*Information supplied*.

+++

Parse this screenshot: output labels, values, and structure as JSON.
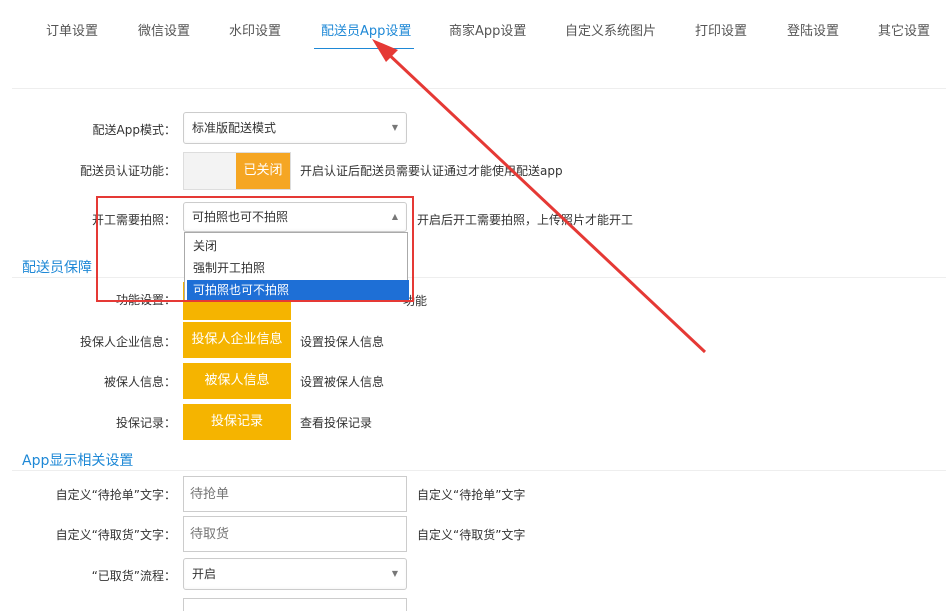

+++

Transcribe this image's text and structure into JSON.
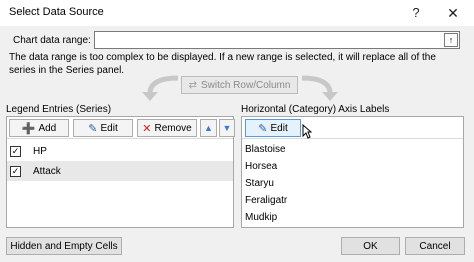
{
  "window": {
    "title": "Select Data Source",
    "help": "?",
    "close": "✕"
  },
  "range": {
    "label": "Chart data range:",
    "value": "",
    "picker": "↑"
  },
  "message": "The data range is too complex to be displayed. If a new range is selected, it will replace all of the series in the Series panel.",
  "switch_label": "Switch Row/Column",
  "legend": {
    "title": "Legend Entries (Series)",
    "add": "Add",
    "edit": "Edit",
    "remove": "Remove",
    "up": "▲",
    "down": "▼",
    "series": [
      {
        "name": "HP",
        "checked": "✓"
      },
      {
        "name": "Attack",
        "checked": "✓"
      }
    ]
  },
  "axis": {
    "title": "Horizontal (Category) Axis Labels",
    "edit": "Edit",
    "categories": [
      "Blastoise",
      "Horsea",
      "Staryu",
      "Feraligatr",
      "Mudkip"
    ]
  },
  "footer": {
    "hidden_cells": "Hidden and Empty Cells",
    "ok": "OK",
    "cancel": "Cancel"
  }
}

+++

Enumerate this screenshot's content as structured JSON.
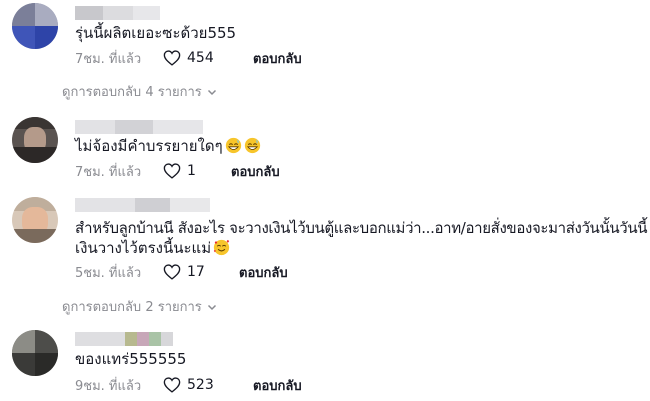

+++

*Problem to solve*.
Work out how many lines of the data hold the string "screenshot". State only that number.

*Task response*.
2